  • The percent sign multiplies a value by 100, then adds a percent sign.

Formatting Dates

SpecifierTypeSample
dShort date08/03/2013
DLong dateFriday, March 08, 2013
fFull date and time, shortFriday, March 08, 2013 10:10 AM
FFull date and time, longFriday, March 08, 2013 10:10:44
gDefault date and time08/03/2013 10:10 AM
MMonth and dayMarch 08
rRFC1123 dateFri, 08 Mar 2013 10:10:44 GMT
sSortable date stirng2013-03-08T10:10:44
tShort time10:10 AM
TLong time10:10:44
uUniversal sortable local time2013-03-08 10:10:44Z
UUniversal GMTFriday, March 08, 2013 08:10:44
YMonth and yearMarch, 2013

Custom Date Formatting

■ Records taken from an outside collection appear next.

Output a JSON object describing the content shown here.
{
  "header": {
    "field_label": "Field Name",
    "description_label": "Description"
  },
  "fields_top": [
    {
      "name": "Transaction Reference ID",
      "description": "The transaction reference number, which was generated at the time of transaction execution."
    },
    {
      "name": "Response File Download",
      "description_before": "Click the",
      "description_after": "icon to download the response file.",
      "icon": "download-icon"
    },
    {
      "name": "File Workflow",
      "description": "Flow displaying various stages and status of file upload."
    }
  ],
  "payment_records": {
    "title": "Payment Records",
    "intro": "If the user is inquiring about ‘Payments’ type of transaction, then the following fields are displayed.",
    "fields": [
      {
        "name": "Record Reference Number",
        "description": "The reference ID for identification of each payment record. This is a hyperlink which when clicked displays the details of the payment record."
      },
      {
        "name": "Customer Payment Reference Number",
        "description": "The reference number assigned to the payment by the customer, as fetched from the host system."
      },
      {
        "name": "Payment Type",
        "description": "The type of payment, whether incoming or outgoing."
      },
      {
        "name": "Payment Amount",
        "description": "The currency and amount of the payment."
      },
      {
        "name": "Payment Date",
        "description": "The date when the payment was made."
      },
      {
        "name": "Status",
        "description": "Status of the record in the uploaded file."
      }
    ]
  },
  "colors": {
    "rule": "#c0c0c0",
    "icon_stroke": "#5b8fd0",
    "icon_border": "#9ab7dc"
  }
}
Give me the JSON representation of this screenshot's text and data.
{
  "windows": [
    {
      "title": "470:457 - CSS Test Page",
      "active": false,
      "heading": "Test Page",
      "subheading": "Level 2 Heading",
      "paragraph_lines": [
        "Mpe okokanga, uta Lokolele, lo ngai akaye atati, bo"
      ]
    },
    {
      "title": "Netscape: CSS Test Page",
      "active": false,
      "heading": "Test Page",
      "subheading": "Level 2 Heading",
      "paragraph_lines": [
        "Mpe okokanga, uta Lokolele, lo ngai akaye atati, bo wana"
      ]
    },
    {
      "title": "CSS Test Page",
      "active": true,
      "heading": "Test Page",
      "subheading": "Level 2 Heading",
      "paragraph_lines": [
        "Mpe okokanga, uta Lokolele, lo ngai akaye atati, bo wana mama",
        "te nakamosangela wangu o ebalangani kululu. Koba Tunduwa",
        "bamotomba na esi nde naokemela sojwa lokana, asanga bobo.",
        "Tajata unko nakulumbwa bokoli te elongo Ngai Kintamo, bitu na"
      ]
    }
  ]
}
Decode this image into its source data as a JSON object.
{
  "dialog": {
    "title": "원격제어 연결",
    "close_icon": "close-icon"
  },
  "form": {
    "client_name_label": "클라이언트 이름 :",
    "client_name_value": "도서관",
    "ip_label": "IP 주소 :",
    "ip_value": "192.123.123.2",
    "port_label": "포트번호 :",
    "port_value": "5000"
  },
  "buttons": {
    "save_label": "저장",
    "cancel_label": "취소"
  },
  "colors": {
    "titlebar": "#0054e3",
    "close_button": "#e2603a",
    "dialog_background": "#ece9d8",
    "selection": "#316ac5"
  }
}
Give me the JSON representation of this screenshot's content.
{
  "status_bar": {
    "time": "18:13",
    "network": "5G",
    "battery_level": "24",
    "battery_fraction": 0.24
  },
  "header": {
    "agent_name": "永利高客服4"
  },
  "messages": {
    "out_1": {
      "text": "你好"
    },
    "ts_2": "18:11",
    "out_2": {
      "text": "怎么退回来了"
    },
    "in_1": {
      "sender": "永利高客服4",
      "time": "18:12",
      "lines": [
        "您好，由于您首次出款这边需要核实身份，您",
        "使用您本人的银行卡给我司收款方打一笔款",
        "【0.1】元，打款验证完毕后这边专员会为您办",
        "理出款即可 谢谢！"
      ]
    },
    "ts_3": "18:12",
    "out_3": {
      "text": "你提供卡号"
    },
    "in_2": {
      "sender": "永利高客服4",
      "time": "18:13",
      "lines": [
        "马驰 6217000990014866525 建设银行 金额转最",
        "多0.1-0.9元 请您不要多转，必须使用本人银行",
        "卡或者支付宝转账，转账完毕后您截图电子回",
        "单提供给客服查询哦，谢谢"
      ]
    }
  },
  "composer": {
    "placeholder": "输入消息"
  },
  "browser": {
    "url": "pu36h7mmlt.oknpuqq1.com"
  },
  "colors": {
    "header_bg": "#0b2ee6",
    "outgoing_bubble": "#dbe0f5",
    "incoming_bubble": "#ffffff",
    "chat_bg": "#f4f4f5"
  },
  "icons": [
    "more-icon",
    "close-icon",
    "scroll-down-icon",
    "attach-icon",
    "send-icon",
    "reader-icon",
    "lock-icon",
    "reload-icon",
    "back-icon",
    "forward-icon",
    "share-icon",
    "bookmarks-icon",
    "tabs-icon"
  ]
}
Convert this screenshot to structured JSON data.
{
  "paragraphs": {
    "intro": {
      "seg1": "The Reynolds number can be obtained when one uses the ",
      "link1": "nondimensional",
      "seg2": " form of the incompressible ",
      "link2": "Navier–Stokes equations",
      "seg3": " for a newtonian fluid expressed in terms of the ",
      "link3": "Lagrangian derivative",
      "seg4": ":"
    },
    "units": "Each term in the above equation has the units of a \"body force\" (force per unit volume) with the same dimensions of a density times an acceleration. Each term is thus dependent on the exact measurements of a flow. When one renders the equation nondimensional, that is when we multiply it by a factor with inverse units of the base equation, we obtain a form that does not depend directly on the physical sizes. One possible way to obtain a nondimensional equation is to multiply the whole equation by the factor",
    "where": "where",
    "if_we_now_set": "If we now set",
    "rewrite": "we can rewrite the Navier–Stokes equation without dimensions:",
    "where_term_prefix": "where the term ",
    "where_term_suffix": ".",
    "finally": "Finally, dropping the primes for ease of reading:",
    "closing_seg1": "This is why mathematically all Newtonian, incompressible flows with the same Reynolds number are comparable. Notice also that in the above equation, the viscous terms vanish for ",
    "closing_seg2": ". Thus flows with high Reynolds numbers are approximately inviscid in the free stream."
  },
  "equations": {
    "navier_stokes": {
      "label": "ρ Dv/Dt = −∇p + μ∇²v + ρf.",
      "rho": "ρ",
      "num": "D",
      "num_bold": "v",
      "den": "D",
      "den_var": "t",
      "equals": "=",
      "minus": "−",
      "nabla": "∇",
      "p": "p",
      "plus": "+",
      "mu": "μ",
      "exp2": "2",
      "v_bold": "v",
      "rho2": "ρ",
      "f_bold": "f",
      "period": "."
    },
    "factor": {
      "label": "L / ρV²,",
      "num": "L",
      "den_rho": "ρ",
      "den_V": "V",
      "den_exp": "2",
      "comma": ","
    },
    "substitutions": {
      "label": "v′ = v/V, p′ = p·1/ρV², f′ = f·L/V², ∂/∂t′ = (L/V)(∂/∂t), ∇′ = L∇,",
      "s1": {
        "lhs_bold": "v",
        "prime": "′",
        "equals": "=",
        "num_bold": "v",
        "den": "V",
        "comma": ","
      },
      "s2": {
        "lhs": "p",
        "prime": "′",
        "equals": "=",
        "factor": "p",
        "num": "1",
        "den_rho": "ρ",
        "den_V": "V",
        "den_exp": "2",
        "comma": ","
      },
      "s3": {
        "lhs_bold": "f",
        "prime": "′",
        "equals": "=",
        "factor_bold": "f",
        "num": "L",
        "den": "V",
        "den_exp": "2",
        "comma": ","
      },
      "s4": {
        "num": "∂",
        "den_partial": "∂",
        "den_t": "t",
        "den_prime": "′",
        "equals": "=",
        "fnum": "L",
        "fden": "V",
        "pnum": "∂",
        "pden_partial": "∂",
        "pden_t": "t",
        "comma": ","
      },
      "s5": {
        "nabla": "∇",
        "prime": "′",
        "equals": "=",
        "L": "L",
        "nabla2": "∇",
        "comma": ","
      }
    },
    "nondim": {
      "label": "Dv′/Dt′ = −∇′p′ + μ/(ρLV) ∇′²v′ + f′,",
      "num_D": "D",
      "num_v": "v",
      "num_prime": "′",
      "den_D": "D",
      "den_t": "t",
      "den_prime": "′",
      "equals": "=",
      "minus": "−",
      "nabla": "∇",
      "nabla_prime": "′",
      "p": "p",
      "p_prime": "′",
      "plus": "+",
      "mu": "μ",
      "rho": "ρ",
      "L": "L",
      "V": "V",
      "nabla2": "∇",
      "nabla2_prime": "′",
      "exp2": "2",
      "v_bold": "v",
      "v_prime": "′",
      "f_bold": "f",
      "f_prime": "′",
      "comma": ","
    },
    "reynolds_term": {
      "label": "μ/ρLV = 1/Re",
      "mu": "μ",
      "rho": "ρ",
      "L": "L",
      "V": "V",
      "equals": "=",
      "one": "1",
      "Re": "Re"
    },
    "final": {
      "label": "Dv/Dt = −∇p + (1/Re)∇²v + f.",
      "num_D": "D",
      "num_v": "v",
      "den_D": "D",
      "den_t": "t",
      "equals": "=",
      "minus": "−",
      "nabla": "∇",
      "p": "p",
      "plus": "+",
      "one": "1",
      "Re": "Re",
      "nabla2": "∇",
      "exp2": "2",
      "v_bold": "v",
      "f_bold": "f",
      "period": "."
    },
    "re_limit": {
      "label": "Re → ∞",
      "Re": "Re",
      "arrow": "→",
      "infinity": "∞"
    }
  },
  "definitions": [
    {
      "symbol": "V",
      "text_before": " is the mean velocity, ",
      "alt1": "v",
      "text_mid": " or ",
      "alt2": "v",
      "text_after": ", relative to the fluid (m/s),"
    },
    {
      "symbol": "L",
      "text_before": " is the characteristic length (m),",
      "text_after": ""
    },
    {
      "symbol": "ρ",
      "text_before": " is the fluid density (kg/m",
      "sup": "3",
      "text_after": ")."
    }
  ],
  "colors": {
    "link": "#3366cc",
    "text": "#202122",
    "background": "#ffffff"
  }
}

SpecifierMeaningSampleResult
dDay, zero-padded{0:dd}08
ddd3-letter day name{0:ddd}Fri
ddddFull day name{0:dddd}Friday
ffSecond fractions, 2 digits{0:ff}19
fffSecond fractions, 3 digits{0:fff}193
ffffSecond fractions, 4 digits{0:ffff}1934
ggEra{0:gg}A.D.
hhHour (2 digits, 12H){0:hh}10
HHHour (2 digits, 24H){0:HH}10
mmMinutes, zero-padded{0:mm}16
MMMonth, zero-padded{0:MM}03
MMM3-letter month name{0:MMM}Mar
MMMMFull month name{0:MMMM}March
ssSeconds{0:ss}02
ttAM/PM{0:tt}AM
yy2-digit year{0:yy}13
yyyy4-digit year{0:yyyy}2013
zz2-digit timezone offset{0:zz}+02
zzzFull timezone offset{0:zzz}+02:00

Usage

You can now place various custom date formatting specifiers in a formatting string like so:

which yields

Did this article help you out? Please help us find more time to write useful guides & articles like this by donating a buck or two. It'll keep us coffee-fueled. Thanks!

Comments

2 2 Responses to “.NET: String Formatting in C# Cheat Sheet”
  1. Sam says:

    Nicely done, top candidate article for bookmarking =)
    One question though, I sometimes see examples that omit the String.Format(…) part and just place the string and arguments in brackets like: (“Show me the {0}” , “money!”)
    I’ve tried that with no success… any idea?

    Thanks!

  2. Tobias says:

    Could you add spacing to the cheat sheet?
    How the placeholder has to look to make it always 6 characters wide for example or flush left/right?
    Thanks

Leave a Reply

Your email address will not be published. Required fields are marked *